Calls to individuals
If the call is to an individual (including a sole trader business or individuals who are partners in a partnership) we can call if:
A. we have a GDPR compliant consent to our processing of the individual’s personal data for marketing purposes.
B. the person’s number is not listed on the Telephone Preference Service (TPS) and:
(i) we have an existing customer relationship with the recipient and they might reasonably expect a call from us, and
(ii) we gave them a chance to opt out when we collected their personal data and we give a chance to opt out whenever we contact them, and
(iii) the person has not objected to our calls in the past.
So first we need a legal basis to process (i.e. consent or legitimate interest) and if it is legitimate interest we need to be certain they are not listed on TPS and have not objected or opted out.

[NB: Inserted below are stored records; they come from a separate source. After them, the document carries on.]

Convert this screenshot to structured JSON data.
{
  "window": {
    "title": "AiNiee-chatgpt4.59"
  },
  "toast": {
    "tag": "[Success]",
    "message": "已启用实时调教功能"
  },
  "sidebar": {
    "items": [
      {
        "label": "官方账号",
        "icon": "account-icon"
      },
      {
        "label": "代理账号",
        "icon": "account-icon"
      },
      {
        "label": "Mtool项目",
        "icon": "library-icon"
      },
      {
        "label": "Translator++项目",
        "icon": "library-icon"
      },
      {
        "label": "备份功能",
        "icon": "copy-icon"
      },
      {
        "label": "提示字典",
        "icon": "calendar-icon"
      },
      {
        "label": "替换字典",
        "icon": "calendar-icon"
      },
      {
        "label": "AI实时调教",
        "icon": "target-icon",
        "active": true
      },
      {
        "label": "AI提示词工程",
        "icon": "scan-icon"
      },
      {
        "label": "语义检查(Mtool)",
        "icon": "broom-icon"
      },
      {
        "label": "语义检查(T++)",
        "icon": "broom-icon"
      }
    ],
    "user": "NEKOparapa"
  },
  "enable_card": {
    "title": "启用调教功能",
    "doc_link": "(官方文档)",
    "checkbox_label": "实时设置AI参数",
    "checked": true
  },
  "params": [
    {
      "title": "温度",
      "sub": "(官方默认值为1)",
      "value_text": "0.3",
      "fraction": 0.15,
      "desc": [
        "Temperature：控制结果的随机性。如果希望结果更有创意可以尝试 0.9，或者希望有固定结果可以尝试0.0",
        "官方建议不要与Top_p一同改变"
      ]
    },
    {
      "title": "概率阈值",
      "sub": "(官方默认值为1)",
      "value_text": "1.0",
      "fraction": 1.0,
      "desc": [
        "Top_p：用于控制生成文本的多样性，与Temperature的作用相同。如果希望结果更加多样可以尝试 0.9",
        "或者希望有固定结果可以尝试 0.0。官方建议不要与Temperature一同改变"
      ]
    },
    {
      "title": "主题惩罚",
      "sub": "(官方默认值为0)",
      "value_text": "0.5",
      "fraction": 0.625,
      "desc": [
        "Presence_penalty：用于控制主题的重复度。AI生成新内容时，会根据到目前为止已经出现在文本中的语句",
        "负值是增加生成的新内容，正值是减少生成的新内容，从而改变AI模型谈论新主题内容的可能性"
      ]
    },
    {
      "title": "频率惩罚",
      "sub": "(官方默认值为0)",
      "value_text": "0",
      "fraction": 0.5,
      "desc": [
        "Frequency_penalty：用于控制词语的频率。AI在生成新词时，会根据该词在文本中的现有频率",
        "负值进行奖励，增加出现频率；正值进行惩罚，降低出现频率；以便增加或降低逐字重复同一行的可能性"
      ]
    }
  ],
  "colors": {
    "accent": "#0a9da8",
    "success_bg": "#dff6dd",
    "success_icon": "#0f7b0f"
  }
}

This means we will need to screen call lists against the TPS register and keep our own suppression list of people who have objected to calls or opted out.
Calls to businesses and organisations
If the call is to an organisation whose legal status is a limited company, public limited company, limited liability partnership or a government body we can call if:
A. We have the organisation’s consent (although this does not need to be GDPR compliant because companies are not data subjects under GDPR)
B. The recipient organisation’s number is not listed on Corporate Telephone Preference Service (CTPS) and they have not objected to our calls in the past.
So, we don’t need a legal basis to call business to business, but we do have to screen calls against the CTPS (and TPS also if we are unsure about the legal status of the recipient) and keep our own suppression list of organisations who have objected to calls.
Organisations should maintain a ‘suppression list’ of people who have opted out or otherwise told that organisation directly that they do not want to receive marketing.
Note that individuals may ask an organisation to remove or delete their details from a database or marketing list. However, in most cases organisations should instead follow the marketing industry practice of suppressing their details.
Rather than deleting an individual’s details entirely, suppression involves retaining just enough information to ensure that their preferences are respected in the future.
Suppression allows organisations to ensure that they do not send marketing to people who have previously asked them not to, as there is a record against which to screen any new marketing lists.
If people’s details are deleted entirely, there is no way of ensuring that they are not put back on the database. Deleting details might also breach industry-specific legal requirements about how long to hold personal data.
Organisations must not contact people on a suppression list at a later date to ask them if they want to opt back in to receiving marketing. This contact would involve using their personal data for direct marketing purposes and is likely to breach the Data Protection Act 2018, and will also breach Privacy and Electronic Communications Regulations if the contact is by phone, text or email.
However, people can change their minds and marketing strategies also change. There is some merit in making sure that the information about people’s preferences is accurate and up to date.
It can be acceptable to send a message immediately after someone has opted out confirming they have unsubscribed and providing information about how to re-subscribe, or to remind individuals that they can opt back in to marketing if the reminder forms a minor and incidental addition to a message being sent anyway for another purpose. However, organisations must do this sensitively, must not include marketing material in the message, and must never require an individual to take action to confirm their opt-out.